## Task:
Tally the lines below that contain the word "Program". Only the total should be given.

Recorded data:
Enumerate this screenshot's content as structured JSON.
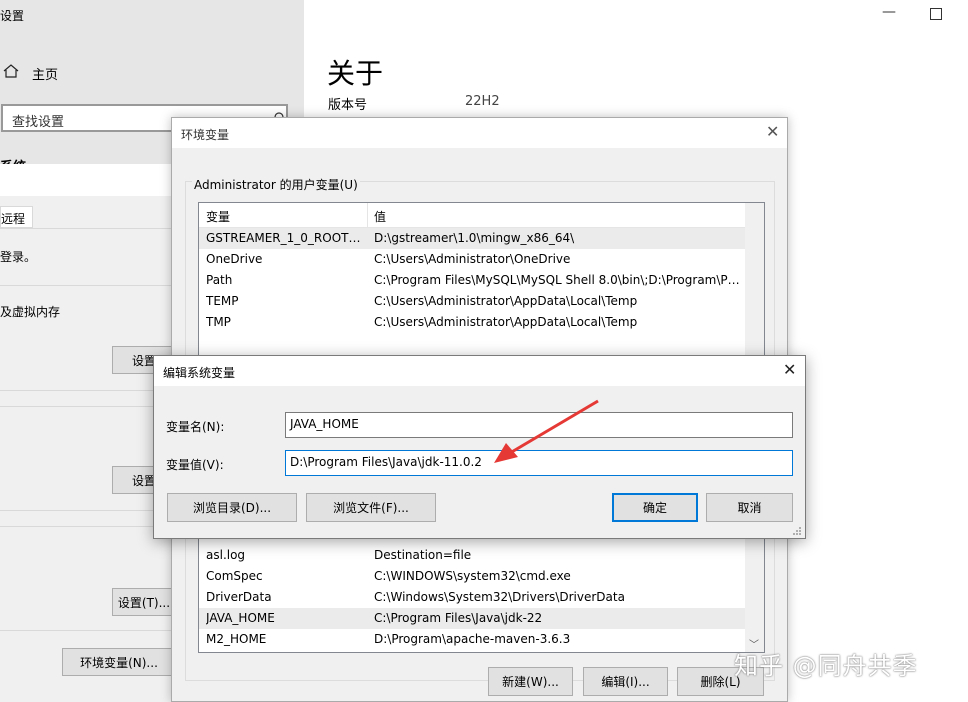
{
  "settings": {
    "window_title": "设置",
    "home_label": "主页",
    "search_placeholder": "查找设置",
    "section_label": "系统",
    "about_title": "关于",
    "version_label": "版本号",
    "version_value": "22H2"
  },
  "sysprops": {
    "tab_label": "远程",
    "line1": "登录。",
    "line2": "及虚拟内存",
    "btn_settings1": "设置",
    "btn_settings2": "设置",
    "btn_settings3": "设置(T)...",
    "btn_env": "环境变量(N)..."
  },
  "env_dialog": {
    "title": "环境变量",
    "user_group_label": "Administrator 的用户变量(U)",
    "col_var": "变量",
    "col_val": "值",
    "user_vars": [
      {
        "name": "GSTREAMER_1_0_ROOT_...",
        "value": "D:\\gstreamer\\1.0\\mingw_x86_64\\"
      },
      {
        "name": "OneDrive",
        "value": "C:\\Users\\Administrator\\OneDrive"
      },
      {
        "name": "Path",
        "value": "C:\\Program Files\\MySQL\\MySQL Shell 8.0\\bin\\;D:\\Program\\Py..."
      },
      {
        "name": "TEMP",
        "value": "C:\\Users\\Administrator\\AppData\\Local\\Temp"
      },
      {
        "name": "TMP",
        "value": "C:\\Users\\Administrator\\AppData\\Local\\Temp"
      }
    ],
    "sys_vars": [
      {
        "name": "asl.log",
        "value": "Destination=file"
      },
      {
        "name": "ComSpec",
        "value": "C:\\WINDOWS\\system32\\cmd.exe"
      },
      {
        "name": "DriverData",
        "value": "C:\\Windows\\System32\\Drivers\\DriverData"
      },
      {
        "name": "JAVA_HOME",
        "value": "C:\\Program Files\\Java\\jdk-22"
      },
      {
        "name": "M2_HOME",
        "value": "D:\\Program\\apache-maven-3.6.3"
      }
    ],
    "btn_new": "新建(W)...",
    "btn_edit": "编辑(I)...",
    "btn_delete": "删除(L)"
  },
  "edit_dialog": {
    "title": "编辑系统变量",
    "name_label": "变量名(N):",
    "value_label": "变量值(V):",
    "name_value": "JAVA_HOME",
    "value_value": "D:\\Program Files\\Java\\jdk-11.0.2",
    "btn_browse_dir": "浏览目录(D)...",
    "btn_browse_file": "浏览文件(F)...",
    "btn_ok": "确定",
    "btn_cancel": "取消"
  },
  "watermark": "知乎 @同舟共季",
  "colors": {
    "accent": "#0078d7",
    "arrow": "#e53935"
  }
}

## Result of this task:
4